Specter ‘pressing’ for health study findings

Saturday, 29 September 2007
Staff Writer

FRACKVILLE — Politics and a rare blood disease made an odd combination when U.S. Sen. Arlen Specter visited Broad Mountain Nursing and Rehabilitation Center on Friday.

Although the visit was first announced as a campaign rally by the Schuylkill County Republican Committee, a press release earlier Friday from Specter’s office said he would discuss a health study into concerns over a former McAdoo superfund site.

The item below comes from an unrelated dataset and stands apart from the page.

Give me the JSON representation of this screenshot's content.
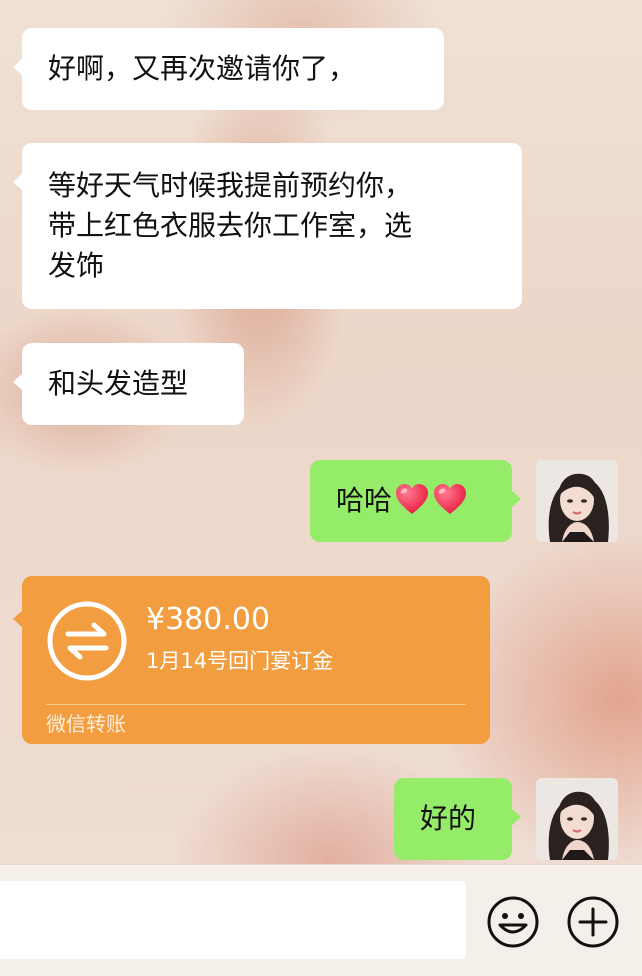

But when addressing a small crowd, including GOP candidates for county commissioners and row officers, Specter didn’t mention an Agency for Toxic Substance and Disease Registry study into the incidence of a rare blood disorder until asked by media.

“They say they’re not prepared to release the findings yet. I’m pressing them on it, to do it and do it right,” Specter said when questioned about the report that was tentatively to be released today in Hazleton.

Earlier this week, state and federal officials pulled the plug on a plan to hold that meeting from 10 a.m. to noon at Best Western Genetti Inn & Suites after state Department of Health officials said they needed more time to review the data.

When asked about whether a new date had been set, Specter offered Oct. 15 for release of the report on incidence of polycythemia vera, a disease causing an increase in the production of red blood cells, in Schuylkill, Carbon and Luzerne counties.

But contacted after the event, a state Department of Health official said even that date was not yet definite.

“No date has been set. Certainly that’s one of the dates that’s been tossed around. We definitely want to release it sometime in October,” said Stacy Kriedeman, a spokeswoman for the department.

Concern over polycythemia vera began in June 2004, when a Carbon County environmental group reported that three people and possibly a fourth had contracted the disease locally.

The cases were reported along Ben Titus Road, Rush Township, rekindling concern about the environmental and health impacts of a nearby controversial superfund site.

Though declassified from the federal Environmental Protection Agency’s Superfund list of the nation’s most serious uncontrolled or hazardous waste sites in 2001, the former McAdoo Associates site, just off Route 309 south of McAdoo, still concerns local residents.

Before its closure by federal officials in 1979 for a variety of environmental issues, the site, a little more than a mile north of Ben Titus Road, operated as an industrial recycler, extracting metals from waste sludge.

However, between 1981 and 1982, federal authorities removed 6,790 drums of hazardous waste from the property and critics and community leaders allege other hazardous wastes were also dumped into underground mine workings beneath the site.

On Friday, Specter also encouraged support for Republican candidates during his appearance, and he praised county GOP commissioners, row officers and other candidates and said voters should not blame them for missteps in either state or national policy.

Specter said voters should not hold local Republican candidates responsible for the U.S. invasion of Iraq under the leadership of President Bush. Specter said candidates also shouldn’t be held responsible for a controversial pay raise in Harrisburg adopted by legislators of both parties in 2006 and later repealed after public outcry that occurred while the state Senate and House were dominated by Republicans.

Schuylkill Democratic Party Chairman Edward M. Kleha could not be reached Friday for comment on whether he believed voter anger over state and national issues might swing local elections for the Democrats.